• **What this task involves**: Read through the records below and copy each line that uses the word "icon".

• **Recorded data**:
====
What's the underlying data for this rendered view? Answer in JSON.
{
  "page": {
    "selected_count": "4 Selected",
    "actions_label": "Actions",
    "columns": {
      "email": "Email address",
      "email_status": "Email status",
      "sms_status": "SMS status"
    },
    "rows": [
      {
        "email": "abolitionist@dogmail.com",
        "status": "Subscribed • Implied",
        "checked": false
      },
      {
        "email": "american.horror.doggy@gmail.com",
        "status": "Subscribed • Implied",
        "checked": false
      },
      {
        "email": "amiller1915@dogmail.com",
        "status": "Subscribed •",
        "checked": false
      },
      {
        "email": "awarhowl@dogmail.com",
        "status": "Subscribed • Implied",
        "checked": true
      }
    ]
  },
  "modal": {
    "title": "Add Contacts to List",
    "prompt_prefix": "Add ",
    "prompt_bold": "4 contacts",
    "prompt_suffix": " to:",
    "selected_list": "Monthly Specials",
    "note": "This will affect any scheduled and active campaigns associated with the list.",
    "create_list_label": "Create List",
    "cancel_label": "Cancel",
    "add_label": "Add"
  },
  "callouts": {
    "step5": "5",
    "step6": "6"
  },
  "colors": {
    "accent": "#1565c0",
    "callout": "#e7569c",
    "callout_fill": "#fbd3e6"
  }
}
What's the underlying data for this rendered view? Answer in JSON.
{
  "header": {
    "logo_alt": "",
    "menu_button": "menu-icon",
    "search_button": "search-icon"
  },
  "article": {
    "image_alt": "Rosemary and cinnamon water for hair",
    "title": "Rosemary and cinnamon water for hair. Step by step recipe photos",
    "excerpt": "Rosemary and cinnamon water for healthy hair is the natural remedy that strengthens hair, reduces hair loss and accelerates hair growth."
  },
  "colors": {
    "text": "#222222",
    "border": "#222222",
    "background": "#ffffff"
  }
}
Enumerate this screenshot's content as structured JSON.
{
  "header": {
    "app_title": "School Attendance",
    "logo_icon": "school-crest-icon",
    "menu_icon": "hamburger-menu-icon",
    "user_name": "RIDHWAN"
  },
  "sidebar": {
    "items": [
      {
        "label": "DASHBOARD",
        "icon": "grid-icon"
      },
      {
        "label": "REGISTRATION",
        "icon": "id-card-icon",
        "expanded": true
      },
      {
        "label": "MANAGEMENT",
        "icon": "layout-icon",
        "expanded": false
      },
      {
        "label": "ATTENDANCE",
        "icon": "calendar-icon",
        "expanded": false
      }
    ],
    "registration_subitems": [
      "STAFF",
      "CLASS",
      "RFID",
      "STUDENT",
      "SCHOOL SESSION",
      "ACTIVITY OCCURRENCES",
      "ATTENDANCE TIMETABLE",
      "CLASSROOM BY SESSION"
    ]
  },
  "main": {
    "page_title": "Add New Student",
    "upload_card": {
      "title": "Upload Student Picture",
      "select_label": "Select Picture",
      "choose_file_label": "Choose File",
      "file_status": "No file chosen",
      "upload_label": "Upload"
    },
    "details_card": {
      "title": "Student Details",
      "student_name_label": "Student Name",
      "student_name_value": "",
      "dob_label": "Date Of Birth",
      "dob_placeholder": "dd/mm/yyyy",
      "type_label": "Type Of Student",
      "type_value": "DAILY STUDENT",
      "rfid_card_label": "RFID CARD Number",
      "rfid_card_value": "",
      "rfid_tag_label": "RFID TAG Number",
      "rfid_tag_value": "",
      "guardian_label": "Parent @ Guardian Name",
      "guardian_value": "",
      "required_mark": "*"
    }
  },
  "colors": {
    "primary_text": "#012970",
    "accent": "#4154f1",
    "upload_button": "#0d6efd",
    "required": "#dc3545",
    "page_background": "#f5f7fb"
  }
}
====
• **Answer box**:
    "menu_button": "menu-icon",
    "search_button": "search-icon"
    "logo_icon": "school-crest-icon",
    "menu_icon": "hamburger-menu-icon",
        "icon": "grid-icon"
        "icon": "id-card-icon",
        "icon": "layout-icon",
        "icon": "calendar-icon",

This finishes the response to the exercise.